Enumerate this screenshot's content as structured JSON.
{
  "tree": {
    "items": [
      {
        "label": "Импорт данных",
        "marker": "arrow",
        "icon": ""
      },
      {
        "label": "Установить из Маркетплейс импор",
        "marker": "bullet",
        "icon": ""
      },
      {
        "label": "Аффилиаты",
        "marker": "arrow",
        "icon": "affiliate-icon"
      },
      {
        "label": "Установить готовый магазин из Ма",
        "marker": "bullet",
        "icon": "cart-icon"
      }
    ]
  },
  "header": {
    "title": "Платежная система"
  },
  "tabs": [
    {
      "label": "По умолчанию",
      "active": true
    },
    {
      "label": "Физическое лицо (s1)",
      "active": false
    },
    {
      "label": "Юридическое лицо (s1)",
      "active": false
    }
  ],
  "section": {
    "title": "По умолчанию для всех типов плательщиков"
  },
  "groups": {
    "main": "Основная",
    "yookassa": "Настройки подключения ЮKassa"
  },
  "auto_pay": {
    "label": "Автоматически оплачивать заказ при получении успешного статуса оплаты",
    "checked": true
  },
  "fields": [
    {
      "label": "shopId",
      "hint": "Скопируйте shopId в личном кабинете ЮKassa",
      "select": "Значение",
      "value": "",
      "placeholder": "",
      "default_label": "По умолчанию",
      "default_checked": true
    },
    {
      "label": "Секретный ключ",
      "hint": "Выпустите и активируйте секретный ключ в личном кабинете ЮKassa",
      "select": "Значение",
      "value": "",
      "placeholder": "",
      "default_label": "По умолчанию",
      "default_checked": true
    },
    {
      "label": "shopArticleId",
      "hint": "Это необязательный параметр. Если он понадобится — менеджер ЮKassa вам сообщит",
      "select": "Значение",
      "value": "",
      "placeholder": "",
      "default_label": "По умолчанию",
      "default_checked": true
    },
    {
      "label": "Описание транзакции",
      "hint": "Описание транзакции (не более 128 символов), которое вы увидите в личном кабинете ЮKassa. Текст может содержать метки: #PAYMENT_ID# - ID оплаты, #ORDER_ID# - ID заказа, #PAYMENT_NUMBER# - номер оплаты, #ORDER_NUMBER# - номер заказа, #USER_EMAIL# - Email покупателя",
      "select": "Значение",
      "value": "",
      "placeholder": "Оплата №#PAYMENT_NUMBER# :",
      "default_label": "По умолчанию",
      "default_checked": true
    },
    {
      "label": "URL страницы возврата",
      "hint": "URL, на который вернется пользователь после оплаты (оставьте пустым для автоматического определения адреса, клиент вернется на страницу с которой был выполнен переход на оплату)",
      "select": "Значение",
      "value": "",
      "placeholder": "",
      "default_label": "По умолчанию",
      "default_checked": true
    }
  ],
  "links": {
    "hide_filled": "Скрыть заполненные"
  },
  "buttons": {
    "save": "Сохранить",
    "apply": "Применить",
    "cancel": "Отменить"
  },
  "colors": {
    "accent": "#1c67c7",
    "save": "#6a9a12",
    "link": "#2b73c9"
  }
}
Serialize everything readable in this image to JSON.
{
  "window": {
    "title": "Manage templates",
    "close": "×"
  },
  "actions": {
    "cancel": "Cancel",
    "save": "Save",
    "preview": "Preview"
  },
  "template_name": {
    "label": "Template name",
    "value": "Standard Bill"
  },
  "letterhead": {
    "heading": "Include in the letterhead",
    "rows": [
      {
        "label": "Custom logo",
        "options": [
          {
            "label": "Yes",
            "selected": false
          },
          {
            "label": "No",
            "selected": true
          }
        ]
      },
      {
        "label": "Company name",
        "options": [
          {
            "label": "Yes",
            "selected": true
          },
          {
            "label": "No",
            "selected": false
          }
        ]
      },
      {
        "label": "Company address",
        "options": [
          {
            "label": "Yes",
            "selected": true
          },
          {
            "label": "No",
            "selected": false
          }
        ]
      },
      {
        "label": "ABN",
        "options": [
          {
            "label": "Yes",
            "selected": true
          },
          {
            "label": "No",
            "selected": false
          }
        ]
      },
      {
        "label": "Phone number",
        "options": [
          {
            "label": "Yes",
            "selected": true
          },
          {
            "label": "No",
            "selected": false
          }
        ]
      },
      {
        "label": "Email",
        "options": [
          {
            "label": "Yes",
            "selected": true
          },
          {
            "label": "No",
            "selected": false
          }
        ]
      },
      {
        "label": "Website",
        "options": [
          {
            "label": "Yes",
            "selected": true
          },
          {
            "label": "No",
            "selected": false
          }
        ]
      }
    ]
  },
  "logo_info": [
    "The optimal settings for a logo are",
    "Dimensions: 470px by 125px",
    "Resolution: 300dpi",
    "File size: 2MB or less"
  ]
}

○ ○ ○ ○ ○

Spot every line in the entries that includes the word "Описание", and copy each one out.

      "label": "Описание транзакции",
      "hint": "Описание транзакции (не более 128 символов), которое вы увидите в личном кабинете ЮKassa. Текст может содержать метки: #PAYMENT_ID# - ID оплаты, #ORDER_ID# - ID заказа, #PAYMENT_NUMBER# - номер оплаты, #ORDER_NUMBER# - номер заказа, #USER_EMAIL# - Email покупателя",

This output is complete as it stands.